Take the 2-minute tour ×
Stack Overflow is a question and answer site for professional and enthusiast programmers. It's 100% free, no registration required.

I complile the following C code of UDP client after I run './udpclient localhost 9191' in terminal.I put "Enter Text= " as Hello, but it is showing error in sendto as below:

Enter text: hello 
hello
 : error in sendto()guest-1SDRJ2@md-K42F:~/Desktop$ 

"

Note: I open 1st the server port as below in other terminal ./server 9191. I beleive there is no error in server code. The udp client is not passing message to server.

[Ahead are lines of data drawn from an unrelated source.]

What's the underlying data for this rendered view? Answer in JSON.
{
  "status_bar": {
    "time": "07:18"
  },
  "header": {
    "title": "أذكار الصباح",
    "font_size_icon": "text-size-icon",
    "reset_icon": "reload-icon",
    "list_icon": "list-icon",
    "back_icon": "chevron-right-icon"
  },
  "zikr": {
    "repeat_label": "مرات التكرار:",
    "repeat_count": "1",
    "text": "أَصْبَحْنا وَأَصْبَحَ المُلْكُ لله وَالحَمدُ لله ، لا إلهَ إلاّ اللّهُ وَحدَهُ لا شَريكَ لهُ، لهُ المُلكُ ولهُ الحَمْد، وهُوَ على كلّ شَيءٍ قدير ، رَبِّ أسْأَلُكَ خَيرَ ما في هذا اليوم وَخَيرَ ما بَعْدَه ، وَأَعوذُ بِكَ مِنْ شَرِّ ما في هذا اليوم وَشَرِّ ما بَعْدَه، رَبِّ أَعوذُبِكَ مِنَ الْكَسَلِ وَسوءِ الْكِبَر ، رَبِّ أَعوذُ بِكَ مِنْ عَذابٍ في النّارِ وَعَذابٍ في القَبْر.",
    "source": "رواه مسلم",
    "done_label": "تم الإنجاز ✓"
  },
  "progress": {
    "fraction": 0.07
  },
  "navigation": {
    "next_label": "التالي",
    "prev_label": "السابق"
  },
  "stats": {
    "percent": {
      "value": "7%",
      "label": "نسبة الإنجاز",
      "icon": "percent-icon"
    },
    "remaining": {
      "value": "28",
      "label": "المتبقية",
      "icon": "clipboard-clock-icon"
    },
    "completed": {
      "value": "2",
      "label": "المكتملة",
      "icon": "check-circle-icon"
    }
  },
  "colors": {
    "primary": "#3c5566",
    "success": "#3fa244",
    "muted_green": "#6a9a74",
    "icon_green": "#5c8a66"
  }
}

If I don't use thread , the message is passing .But I have to do it by thread.

UDP client Code:

/* simple UDP echo client */

#include <sys/types.h>
#include <sys/socket.h>
#include <netinet/in.h>
#include <arpa/inet.h>
#include <netdb.h>
#include <stdio.h>
#include <pthread.h>

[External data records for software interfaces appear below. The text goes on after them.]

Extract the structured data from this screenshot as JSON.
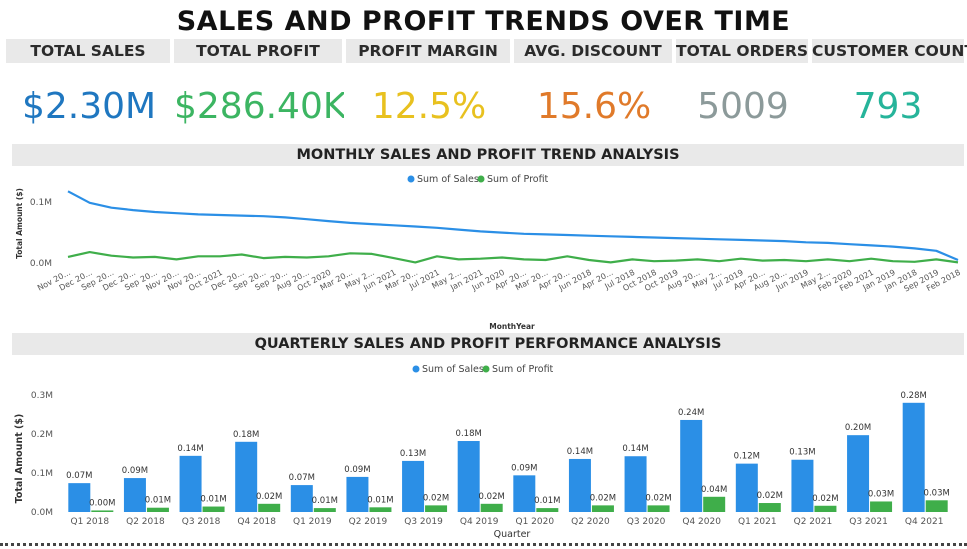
{
  "title": "SALES AND PROFIT TRENDS OVER TIME",
  "kpis": [
    {
      "label": "TOTAL SALES",
      "value": "$2.30M",
      "color": "#1f77c0"
    },
    {
      "label": "TOTAL PROFIT",
      "value": "$286.40K",
      "color": "#3cb562"
    },
    {
      "label": "PROFIT MARGIN",
      "value": "12.5%",
      "color": "#e8c11f"
    },
    {
      "label": "AVG. DISCOUNT",
      "value": "15.6%",
      "color": "#e07a2a"
    },
    {
      "label": "TOTAL ORDERS",
      "value": "5009",
      "color": "#8c9a9a"
    },
    {
      "label": "CUSTOMER COUNT",
      "value": "793",
      "color": "#26b49a"
    }
  ],
  "monthly": {
    "heading": "MONTHLY SALES AND PROFIT TREND ANALYSIS"
  },
  "quarterly": {
    "heading": "QUARTERLY SALES AND PROFIT PERFORMANCE ANALYSIS"
  },
  "chart_data": [
    {
      "type": "line",
      "title": "MONTHLY SALES AND PROFIT TREND ANALYSIS",
      "xlabel": "MonthYear",
      "ylabel": "Total Amount ($)",
      "ylim": [
        0,
        0.13
      ],
      "yticks": [
        {
          "value": 0,
          "label": "0.0M"
        },
        {
          "value": 0.1,
          "label": "0.1M"
        }
      ],
      "legend": "top-center",
      "colors": {
        "Sum of Sales": "#2b8fe6",
        "Sum of Profit": "#3fae4a"
      },
      "x": [
        "Nov 20...",
        "Dec 20...",
        "Sep 20...",
        "Dec 20...",
        "Sep 20...",
        "Nov 20...",
        "Nov 20...",
        "Oct 2021",
        "Dec 20...",
        "Sep 20...",
        "Sep 20...",
        "Aug 20...",
        "Oct 2020",
        "Mar 20...",
        "May 2...",
        "Jun 2021",
        "Mar 20...",
        "Jul 2021",
        "May 2...",
        "Jan 2021",
        "Jun 2020",
        "Apr 20...",
        "Mar 20...",
        "Apr 20...",
        "Jun 2018",
        "Apr 20...",
        "Jul 2018",
        "Oct 2018",
        "Oct 2019",
        "Aug 20...",
        "May 2...",
        "Jul 2019",
        "Apr 20...",
        "Aug 20...",
        "Jun 2019",
        "May 2...",
        "Feb 2020",
        "Feb 2021",
        "Jan 2019",
        "Jan 2018",
        "Sep 2019",
        "Feb 2018"
      ],
      "series": [
        {
          "name": "Sum of Sales",
          "values": [
            0.118,
            0.099,
            0.091,
            0.087,
            0.084,
            0.082,
            0.08,
            0.079,
            0.078,
            0.077,
            0.075,
            0.072,
            0.069,
            0.066,
            0.064,
            0.062,
            0.06,
            0.058,
            0.055,
            0.052,
            0.05,
            0.048,
            0.047,
            0.046,
            0.045,
            0.044,
            0.043,
            0.042,
            0.041,
            0.04,
            0.039,
            0.038,
            0.037,
            0.036,
            0.034,
            0.033,
            0.031,
            0.029,
            0.027,
            0.024,
            0.02,
            0.005
          ]
        },
        {
          "name": "Sum of Profit",
          "values": [
            0.01,
            0.018,
            0.012,
            0.009,
            0.01,
            0.006,
            0.011,
            0.011,
            0.014,
            0.008,
            0.01,
            0.009,
            0.011,
            0.016,
            0.015,
            0.008,
            0.001,
            0.011,
            0.006,
            0.007,
            0.009,
            0.006,
            0.005,
            0.011,
            0.005,
            0.001,
            0.006,
            0.003,
            0.004,
            0.006,
            0.003,
            0.007,
            0.004,
            0.005,
            0.003,
            0.006,
            0.003,
            0.007,
            0.003,
            0.002,
            0.006,
            0.001
          ]
        }
      ]
    },
    {
      "type": "bar",
      "title": "QUARTERLY SALES AND PROFIT PERFORMANCE ANALYSIS",
      "xlabel": "Quarter",
      "ylabel": "Total Amount ($)",
      "ylim": [
        0,
        0.3
      ],
      "yticks": [
        {
          "value": 0,
          "label": "0.0M"
        },
        {
          "value": 0.1,
          "label": "0.1M"
        },
        {
          "value": 0.2,
          "label": "0.2M"
        },
        {
          "value": 0.3,
          "label": "0.3M"
        }
      ],
      "legend": "top-center",
      "colors": {
        "Sum of Sales": "#2b8fe6",
        "Sum of Profit": "#3fae4a"
      },
      "categories": [
        "Q1 2018",
        "Q2 2018",
        "Q3 2018",
        "Q4 2018",
        "Q1 2019",
        "Q2 2019",
        "Q3 2019",
        "Q4 2019",
        "Q1 2020",
        "Q2 2020",
        "Q3 2020",
        "Q4 2020",
        "Q1 2021",
        "Q2 2021",
        "Q3 2021",
        "Q4 2021"
      ],
      "series": [
        {
          "name": "Sum of Sales",
          "values": [
            0.074,
            0.087,
            0.144,
            0.18,
            0.069,
            0.09,
            0.131,
            0.182,
            0.094,
            0.136,
            0.143,
            0.236,
            0.124,
            0.134,
            0.197,
            0.28
          ],
          "labels": [
            "0.07M",
            "0.09M",
            "0.14M",
            "0.18M",
            "0.07M",
            "0.09M",
            "0.13M",
            "0.18M",
            "0.09M",
            "0.14M",
            "0.14M",
            "0.24M",
            "0.12M",
            "0.13M",
            "0.20M",
            "0.28M"
          ]
        },
        {
          "name": "Sum of Profit",
          "values": [
            0.004,
            0.011,
            0.014,
            0.021,
            0.01,
            0.012,
            0.017,
            0.021,
            0.01,
            0.017,
            0.017,
            0.039,
            0.023,
            0.016,
            0.027,
            0.03
          ],
          "labels": [
            "0.00M",
            "0.01M",
            "0.01M",
            "0.02M",
            "0.01M",
            "0.01M",
            "0.02M",
            "0.02M",
            "0.01M",
            "0.02M",
            "0.02M",
            "0.04M",
            "0.02M",
            "0.02M",
            "0.03M",
            "0.03M"
          ]
        }
      ]
    }
  ]
}
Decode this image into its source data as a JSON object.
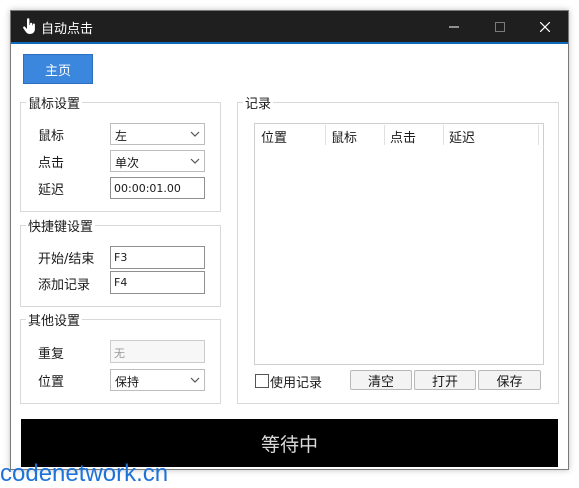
{
  "window": {
    "title": "自动点击",
    "icon": "hand-pointer-icon",
    "accent_color": "#0f6cbd",
    "titlebar_color": "#1f1f1f"
  },
  "toolbar": {
    "home_label": "主页"
  },
  "mouse_settings": {
    "title": "鼠标设置",
    "button_label": "鼠标",
    "button_value": "左",
    "click_label": "点击",
    "click_value": "单次",
    "delay_label": "延迟",
    "delay_value": "00:00:01.00"
  },
  "hotkeys": {
    "title": "快捷键设置",
    "start_stop_label": "开始/结束",
    "start_stop_value": "F3",
    "add_record_label": "添加记录",
    "add_record_value": "F4"
  },
  "other": {
    "title": "其他设置",
    "repeat_label": "重复",
    "repeat_value": "无",
    "position_label": "位置",
    "position_value": "保持"
  },
  "records": {
    "title": "记录",
    "columns": [
      "位置",
      "鼠标",
      "点击",
      "延迟"
    ],
    "use_records_label": "使用记录",
    "use_records_checked": false,
    "clear_label": "清空",
    "open_label": "打开",
    "save_label": "保存"
  },
  "status": {
    "text": "等待中"
  },
  "watermark": "codenetwork.cn"
}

#define STRLEN 1024

static void *readdata(void *);
static void *writedata(void *);
  int sockfd, n, slen;
struct sockaddr_in servaddr;
char sendline[STRLEN], recvline[STRLEN];

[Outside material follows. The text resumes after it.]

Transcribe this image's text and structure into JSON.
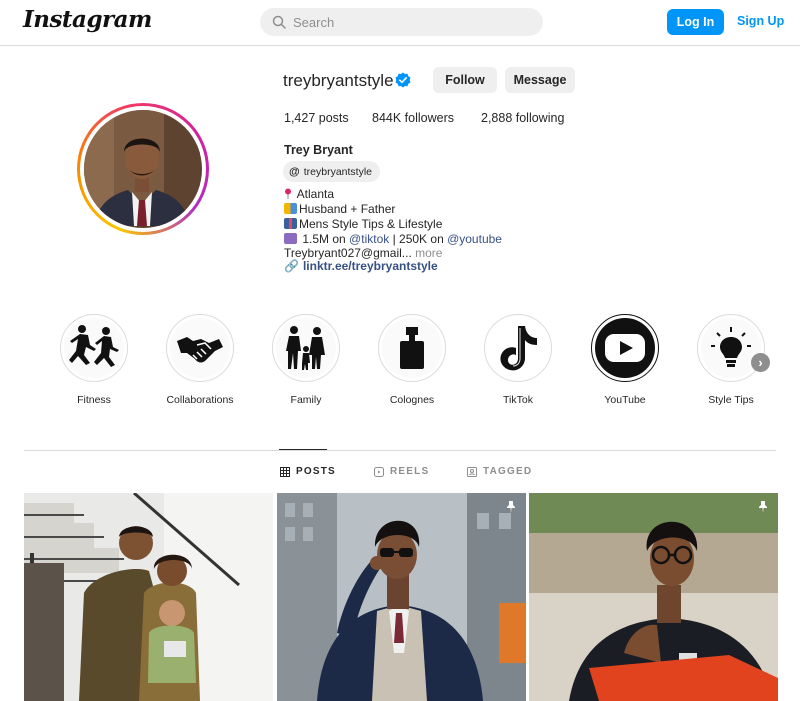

int main(int argc, char *argv[]) {
  pthread_t  readid,writeid;

  struct sockaddr_in servaddr;
  struct hostent *h;

  if(argc != 3) {
    printf("Usage: %s <proxy server ip> <port>\n", argv[0]);
    exit(0);
  }

  /* create hostent structure from  user entered host name*/
  if ( (h = gethostbyname(argv[1])) == NULL) {
    printf("\n%s: error in gethostbyname()", argv[0]);
    exit(0);
  }

  /* create server address structure */
  bzero(&servaddr, sizeof(servaddr)); /* initialize it */
  servaddr.sin_family = AF_INET;
  memcpy((char *) &servaddr.sin_addr.s_addr, h->h_addr_list[0], h->h_length);
  servaddr.sin_port = htons(atoi(argv[2])); /* get the port number from argv[2]*/

  /* create a UDP socket: SOCK_DGRAM */
  if ( (sockfd = socket(AF_INET,SOCK_DGRAM, 0)) < 0) {
    printf("\n%s: error in socket()", argv[0]);
    exit(0);
  }


  pthread_create(&readid,NULL,&readdata,NULL);
  pthread_create(&writeid,NULL,&writedata,NULL);

  while(1)
  {
  };

  close(sockfd);
}

static void * writedata(void *arg)
 {
 /* get user input */
  printf("\nEnter text: ");

  do {
      if (fgets(sendline, STRLEN, stdin) == NULL) {
        printf("\n%s: error in fgets()");
        exit(0);
      }
      /* send a text */
      if (sendto(sockfd, sendline, sizeof(sendline), 0, (struct sockaddr *) &servaddr, sizeof(servaddr)) < 0) {
          printf("\n%s: error in sendto()");
          exit(0);
      }
     }while(1);
}

static void * readdata(void *arg)
{
  /* wait for echo */
  slen = sizeof(servaddr);
  if ( (n = recvfrom(sockfd, recvline, STRLEN, 0, (struct sockaddr *) &servaddr, &slen)) < 0) {
      printf("\n%s: error in recvfrom()");
      exit(0);
  }

  /* null terminate the string */
  recvline[n] = 0;

  fputs(recvline, stdout);


}
share|improve this question

migrated from programmers.stackexchange.com Oct 8 '12 at 15:59

This question came from our site for professional programmers interested in conceptual questions about software development.

    
OT: Those error printf()s are missing some string argument, or simply carry a misplaced "%s". You might consider replacing them by a call to perror() anyway. –  alk Oct 8 '12 at 16:55

1 Answer 1

The problem is that you're using the same sockaddr struct (servaddr) for both the sendto and revfrom calls. The recvfrom happens first, so it clears out servaddr in preparation for writing in the source address of the received packed (once it receives one -- that thread is still blocked in the kernel waiting for a packet). Then, when the sendto call occurs, the sockaddr is all zeros, so it immediately returns EINVAL.

You may be getting confused by the fact that the sockaddr argument to recvfrom is an OUTPUT, not an input -- it gets filled in with the source address of the packet that is received (which could be from anywhere). If you want to only receive packets from a particular place (the server?), you need to check the address after the recvfrom returns and toss the packet if it comes from somewhere else, looping back to recvfrom again.

share|improve this answer
    
so the sequence should be pthread_create(&writeid,NULL,&writedata,NULL); pthread_create(&readid,NULL,&readdata,NULL); right? –  Md. Talha Oct 8 '12 at 18:57
    
thanks Dodd,where should be the change? –  Md. Talha Oct 8 '12 at 19:16

Your Answer

 
discard

By posting your answer, you agree to the privacy policy and terms of service.

Not the answer you're looking for? Browse other questions tagged or ask your own question.